It was no storybook holiday for Target. The retailer discovered in December that it was the victim of a large-scale security breach that was originally estimated to have obtained credit card data from 40 million customers. With the swipe of a credit card, customers unwittingly handed sensitive information including customer name, credit or debit card number, the expiration date and the CVV three-digit security code to hackers. After the Christmas decorations came down and returns started to subside, Target revealed that the breach affected 70 million more accounts, though it is suspected that there is some overlap in the total 110 million. Still, it is said that the breach is the largest of its kind.

New evidence shows that the malware used to infiltrate Target's systems was entirely ordinary - as far as malware designed to slurp up financial data for its hackers goes. Brian Krebs from KrebsonSecurity provides analysis on the software, which can be obtained for between $1,800 and $2,300 - depending on whether a hacker wants the budget or full version of the crimeware.

The breach involved memory-scraping malware. "This type of malicious software uses a technique that parses data stored briefly in the memory banks of specific POS devices; in doing so, the malware captures the data stored on the card’s magnetic stripe in the instant after it has been swiped at the terminal and is still in the system’s memory. Armed with this information, thieves can create cloned copies of the cards and use them to shop in stores for high-priced merchandise. Earlier this month, U.S. Cert issued a detailed analysis of several common memory scraping malware variants," Krebs wrote.

The malware was installed on the embedded Windows OS computers on the point-of-sale (POS) terminals in all of target's US stores, Forbes reports. The software was able to store and grab the information from the magnetic strip of each credit card swiped. Data was stored while it was temporarily on the POS machine, before it was encrypted and sent to financial institutions for verification. The information was stored until it could be retrieved in batches through a persistent remote connection, Forbes' Anthony Wing Kosner explained.

Hackers were able to manage their whole operations by keeping an open channel to every POS terminal at every Target store via Target's central data network.

Target was not the only retailer that experienced a breach over the 2013 holiday shopping season. Neiman Marcus reported a breach that had occurred during the holiday season.
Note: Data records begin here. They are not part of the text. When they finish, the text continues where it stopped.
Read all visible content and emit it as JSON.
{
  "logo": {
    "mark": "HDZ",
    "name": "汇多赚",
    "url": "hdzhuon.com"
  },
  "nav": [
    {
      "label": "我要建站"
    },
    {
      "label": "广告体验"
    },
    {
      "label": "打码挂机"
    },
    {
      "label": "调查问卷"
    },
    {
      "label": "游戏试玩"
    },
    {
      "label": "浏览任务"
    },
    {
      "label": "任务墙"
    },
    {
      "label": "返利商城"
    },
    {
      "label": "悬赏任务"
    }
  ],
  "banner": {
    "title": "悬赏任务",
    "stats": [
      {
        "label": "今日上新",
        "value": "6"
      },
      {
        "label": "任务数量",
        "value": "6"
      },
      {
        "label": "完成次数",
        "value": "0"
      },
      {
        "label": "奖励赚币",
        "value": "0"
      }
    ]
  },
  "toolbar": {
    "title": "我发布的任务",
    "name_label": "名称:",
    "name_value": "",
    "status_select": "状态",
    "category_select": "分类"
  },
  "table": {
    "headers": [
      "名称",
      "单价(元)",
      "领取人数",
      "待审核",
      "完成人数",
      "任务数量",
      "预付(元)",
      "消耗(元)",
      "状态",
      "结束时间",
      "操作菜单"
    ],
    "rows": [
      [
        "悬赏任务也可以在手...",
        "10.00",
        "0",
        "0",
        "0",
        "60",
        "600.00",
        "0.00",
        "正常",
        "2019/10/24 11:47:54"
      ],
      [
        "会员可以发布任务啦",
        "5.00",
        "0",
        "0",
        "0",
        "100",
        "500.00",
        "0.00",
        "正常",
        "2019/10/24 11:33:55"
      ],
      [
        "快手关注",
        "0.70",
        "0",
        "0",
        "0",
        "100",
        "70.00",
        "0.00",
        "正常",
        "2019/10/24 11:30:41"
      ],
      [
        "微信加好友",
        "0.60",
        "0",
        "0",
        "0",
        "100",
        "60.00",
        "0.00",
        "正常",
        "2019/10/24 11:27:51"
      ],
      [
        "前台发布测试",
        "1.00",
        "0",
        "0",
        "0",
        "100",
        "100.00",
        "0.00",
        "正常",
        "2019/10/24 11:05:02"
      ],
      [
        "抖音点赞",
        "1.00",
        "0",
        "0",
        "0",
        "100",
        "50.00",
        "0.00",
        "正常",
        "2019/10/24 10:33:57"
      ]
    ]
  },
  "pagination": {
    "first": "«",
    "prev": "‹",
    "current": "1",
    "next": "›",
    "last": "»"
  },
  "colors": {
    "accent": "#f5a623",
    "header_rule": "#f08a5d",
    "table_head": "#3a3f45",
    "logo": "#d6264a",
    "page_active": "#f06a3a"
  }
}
Sources say that at least three additional retailers also experienced a security breach in the same time period, but have yet to come forward and make their customers aware.